A new study found that individuals with rheumatoid arthritis(RA) are at greater risk of gum disease (periodontal disease). Forthe study, the researchers looked for periodontal disease in 153patients, aged 45 to 84, who had RA for an average of 11 years.Of the patients, 82% reported periodontal symptoms, includinga history of gum disease, gum recession, and gum bleeding.
After additional research, the investigators found that gumdisease correlated significantly with a patient's RA diseaseactivity score and with rheumatoid nodules. The researchersconcluded that periodontal disease is independently linkedwith RA disease activity.
Patients with rheumatoid arthritis (RA) who use hydroxychloroquinefor treatment may cut their risk of developing diabetesin half.
"People with rheumatoid arthritis are at increased risk fordiabetes, due to sedentary lifestyle, chronic inflammation, andthe use of steroid medications that can cause weight gain,"said lead researcher Androniki Bili, MD, prior to her presentationrecently at the American College of Rheumatology AnnualScientific Meeting.
The study involved an analysis of the medical records of1824 patients with RA without diabetes at the outset; 525 hadused hydroxychloroquine, and 1299 had never used the drug.The researchers found that, during an average of 3 years, therate of newly diagnosed diabetes among hydroxychloroquineusers was about half the rate noted in the nonusers (17.2 vs33.8 new cases of diabetes per 1000 people per year).
Further analysis adjusted for a variety of factors that mightinfluence the results indicated that having ever used hydroxychloroquinewas linked with a 53% reduction in the developmentof new diabetes cases.
"We should revisit hydroxychloroquine in the treatment ofrheumatoid arthritis, because in addition to its disease-modifyingproperties, it might prevent the development of diabetes inthis high-risk group," stated Dr. Bili.
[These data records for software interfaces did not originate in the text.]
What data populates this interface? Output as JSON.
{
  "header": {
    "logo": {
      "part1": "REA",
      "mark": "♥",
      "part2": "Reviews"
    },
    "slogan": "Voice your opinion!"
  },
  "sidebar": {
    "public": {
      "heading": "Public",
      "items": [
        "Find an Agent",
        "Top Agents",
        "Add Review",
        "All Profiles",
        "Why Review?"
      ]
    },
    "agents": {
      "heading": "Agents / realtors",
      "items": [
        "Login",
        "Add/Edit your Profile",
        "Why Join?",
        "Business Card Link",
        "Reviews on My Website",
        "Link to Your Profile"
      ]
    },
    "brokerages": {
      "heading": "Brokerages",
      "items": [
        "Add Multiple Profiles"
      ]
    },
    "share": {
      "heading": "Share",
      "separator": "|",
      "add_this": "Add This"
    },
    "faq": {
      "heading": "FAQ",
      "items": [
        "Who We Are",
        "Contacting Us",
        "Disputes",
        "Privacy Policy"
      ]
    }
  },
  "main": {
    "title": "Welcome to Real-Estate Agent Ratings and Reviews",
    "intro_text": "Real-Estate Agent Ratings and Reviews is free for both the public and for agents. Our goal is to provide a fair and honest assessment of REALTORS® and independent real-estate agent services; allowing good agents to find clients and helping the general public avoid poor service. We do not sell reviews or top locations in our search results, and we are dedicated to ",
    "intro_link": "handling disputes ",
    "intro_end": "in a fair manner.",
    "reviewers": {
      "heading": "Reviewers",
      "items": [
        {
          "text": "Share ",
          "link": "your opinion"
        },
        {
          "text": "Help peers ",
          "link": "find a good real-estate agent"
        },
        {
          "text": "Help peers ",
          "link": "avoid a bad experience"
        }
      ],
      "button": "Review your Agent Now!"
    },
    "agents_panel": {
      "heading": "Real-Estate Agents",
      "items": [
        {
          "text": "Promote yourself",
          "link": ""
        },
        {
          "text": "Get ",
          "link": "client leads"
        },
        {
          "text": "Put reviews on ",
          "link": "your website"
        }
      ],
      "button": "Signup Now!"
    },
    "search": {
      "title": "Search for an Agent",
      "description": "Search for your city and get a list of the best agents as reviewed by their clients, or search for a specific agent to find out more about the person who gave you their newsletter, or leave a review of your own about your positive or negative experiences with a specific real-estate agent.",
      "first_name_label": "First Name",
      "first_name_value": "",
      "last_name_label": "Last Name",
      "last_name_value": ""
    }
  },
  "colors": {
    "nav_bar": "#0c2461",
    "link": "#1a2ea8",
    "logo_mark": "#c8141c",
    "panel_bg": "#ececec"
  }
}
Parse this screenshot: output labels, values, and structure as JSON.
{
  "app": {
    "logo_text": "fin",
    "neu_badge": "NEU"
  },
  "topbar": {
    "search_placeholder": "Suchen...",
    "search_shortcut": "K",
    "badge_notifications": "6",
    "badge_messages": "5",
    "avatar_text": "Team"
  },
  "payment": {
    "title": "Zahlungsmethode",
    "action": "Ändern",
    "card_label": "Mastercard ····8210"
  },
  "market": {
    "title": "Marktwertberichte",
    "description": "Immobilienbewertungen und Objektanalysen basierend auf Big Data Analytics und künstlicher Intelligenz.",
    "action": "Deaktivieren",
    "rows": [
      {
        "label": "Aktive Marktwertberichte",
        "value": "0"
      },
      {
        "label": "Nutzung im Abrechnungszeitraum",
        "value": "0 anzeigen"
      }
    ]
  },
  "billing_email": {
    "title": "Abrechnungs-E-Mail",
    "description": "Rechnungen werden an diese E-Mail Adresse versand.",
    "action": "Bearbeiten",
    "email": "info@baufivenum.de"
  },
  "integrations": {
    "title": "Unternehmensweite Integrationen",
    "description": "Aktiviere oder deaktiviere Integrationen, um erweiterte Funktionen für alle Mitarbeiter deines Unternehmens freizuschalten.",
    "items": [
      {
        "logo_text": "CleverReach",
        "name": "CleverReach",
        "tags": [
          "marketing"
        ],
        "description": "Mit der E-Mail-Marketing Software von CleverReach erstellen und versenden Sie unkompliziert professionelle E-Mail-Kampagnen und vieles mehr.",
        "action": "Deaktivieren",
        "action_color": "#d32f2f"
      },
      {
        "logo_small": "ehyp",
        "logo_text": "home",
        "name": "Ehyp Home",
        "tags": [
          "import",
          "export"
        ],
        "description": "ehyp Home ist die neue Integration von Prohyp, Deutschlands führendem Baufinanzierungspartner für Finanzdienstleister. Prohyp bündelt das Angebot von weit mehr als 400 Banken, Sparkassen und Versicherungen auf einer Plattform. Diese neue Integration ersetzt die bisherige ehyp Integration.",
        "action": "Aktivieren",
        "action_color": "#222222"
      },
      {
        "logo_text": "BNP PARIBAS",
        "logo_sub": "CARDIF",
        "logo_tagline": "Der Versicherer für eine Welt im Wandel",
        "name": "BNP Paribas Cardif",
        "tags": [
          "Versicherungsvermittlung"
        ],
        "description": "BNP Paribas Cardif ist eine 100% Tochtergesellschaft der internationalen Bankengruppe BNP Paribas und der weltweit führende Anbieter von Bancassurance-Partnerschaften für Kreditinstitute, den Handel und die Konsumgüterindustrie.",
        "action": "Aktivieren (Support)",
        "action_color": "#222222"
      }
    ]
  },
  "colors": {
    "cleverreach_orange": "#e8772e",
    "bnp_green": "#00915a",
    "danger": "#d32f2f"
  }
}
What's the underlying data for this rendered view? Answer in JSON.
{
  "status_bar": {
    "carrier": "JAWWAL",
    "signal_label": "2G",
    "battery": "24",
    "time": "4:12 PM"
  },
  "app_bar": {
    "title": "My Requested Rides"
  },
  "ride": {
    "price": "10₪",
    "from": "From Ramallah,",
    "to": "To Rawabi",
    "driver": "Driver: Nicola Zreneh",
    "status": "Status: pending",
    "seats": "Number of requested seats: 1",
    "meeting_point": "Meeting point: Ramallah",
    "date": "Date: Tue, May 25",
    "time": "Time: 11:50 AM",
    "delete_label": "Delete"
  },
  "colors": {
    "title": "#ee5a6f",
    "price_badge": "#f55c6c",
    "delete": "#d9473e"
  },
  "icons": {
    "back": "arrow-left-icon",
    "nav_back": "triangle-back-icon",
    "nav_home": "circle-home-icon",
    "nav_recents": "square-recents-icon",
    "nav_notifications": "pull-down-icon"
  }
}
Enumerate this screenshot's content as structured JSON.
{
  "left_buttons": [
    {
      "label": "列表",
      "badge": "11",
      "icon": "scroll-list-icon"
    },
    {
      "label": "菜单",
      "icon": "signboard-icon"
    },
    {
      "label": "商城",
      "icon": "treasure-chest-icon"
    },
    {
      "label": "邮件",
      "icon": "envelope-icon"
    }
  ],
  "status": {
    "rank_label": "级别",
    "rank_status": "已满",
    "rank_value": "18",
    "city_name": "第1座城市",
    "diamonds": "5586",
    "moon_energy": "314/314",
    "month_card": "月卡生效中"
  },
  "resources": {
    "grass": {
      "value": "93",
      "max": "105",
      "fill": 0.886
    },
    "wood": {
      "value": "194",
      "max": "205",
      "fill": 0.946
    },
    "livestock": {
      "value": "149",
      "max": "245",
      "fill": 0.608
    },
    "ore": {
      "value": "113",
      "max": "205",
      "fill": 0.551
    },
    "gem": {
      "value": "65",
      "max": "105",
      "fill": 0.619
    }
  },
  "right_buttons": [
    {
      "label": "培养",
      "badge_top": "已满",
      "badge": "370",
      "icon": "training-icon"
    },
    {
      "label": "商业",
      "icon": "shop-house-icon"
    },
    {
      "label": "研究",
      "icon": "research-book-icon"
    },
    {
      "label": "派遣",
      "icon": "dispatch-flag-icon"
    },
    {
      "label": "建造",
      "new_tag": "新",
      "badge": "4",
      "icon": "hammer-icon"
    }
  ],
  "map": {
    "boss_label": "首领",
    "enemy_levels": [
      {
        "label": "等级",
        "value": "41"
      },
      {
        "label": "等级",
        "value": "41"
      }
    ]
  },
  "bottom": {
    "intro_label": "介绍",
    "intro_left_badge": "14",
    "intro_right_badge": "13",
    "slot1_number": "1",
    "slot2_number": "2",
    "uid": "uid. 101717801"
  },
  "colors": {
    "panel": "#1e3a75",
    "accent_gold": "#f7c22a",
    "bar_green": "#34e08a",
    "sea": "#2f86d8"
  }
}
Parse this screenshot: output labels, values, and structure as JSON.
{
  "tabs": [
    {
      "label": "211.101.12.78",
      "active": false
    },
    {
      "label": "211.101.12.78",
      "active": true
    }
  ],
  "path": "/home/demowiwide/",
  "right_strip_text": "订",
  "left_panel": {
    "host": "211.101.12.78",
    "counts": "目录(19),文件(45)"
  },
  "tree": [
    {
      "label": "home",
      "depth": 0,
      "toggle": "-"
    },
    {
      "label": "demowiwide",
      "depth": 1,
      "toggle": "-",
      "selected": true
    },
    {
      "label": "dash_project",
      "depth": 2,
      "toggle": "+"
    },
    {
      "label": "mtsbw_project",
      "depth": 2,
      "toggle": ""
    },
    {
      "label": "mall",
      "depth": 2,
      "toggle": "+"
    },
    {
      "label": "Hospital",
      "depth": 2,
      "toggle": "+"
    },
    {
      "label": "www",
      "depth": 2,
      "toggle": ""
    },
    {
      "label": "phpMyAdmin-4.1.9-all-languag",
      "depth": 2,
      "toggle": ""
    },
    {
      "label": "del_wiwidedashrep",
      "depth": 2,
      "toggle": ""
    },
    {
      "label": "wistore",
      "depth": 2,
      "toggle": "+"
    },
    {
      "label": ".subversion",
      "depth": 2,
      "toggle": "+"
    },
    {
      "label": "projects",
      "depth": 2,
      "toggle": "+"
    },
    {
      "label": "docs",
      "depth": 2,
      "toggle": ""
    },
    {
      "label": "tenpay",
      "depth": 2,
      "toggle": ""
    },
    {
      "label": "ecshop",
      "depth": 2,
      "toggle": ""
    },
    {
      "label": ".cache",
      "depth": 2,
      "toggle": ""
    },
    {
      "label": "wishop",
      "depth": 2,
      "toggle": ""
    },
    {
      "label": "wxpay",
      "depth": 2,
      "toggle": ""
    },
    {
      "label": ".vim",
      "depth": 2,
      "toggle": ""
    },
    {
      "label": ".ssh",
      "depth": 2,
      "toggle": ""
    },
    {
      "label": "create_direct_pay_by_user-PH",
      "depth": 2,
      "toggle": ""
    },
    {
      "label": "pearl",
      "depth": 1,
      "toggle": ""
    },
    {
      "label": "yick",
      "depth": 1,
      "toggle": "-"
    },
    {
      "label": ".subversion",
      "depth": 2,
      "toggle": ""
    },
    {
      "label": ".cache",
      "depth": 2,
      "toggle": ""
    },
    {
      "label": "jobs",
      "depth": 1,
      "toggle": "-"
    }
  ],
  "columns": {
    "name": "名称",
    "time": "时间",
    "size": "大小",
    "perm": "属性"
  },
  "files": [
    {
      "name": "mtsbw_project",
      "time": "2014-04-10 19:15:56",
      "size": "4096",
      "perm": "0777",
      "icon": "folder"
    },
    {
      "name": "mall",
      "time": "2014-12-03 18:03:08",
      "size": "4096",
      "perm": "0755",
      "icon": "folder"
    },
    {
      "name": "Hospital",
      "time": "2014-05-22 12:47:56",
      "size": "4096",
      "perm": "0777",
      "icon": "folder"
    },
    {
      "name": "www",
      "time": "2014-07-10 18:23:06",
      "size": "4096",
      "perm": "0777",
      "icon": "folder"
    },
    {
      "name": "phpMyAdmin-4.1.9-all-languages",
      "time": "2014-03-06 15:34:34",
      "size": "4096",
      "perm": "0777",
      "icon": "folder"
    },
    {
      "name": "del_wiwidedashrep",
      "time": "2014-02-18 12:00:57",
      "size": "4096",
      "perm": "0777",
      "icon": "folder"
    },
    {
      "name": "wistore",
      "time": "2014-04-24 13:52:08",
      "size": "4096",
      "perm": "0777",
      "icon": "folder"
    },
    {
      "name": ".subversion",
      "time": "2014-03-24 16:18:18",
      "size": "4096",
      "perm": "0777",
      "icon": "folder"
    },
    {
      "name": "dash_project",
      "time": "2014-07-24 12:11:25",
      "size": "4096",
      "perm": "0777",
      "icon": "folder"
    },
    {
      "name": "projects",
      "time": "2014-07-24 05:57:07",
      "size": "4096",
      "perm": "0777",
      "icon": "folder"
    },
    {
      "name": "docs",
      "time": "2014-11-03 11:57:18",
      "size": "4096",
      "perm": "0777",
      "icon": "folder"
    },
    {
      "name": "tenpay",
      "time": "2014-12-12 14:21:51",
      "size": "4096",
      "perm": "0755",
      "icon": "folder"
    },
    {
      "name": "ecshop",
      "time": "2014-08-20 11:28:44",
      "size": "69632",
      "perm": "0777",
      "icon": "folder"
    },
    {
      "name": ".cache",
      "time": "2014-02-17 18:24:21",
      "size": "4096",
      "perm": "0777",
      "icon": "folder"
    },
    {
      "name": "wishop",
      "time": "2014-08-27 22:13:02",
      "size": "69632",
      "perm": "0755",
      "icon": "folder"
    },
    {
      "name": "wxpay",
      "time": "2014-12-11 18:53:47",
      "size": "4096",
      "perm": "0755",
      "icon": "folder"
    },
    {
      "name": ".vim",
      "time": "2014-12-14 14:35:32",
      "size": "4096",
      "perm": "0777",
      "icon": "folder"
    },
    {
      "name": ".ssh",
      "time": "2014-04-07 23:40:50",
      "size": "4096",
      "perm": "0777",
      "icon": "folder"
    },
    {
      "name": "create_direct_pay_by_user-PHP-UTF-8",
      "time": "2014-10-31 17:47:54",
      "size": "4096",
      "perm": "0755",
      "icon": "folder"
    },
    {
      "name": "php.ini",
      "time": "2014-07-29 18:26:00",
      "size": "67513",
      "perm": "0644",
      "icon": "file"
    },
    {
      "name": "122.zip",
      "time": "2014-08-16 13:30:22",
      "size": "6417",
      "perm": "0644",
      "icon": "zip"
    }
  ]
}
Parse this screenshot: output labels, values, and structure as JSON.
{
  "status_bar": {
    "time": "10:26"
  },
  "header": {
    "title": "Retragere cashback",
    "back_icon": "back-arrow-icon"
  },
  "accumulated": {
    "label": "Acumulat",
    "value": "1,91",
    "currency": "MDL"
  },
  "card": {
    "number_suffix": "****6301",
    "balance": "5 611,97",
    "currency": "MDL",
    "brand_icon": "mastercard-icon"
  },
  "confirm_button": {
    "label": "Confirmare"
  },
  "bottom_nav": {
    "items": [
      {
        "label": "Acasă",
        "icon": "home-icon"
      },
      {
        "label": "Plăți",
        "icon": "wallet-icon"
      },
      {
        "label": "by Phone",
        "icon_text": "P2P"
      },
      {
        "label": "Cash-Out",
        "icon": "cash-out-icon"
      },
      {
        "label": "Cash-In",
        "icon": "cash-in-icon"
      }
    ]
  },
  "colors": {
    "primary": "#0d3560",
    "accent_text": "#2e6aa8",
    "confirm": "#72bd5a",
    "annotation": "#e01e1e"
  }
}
F A S T F A C T: Rheumatoid arthritis is the mostcommon form of inflammatory arthritis, affecting>1.3 million Americans.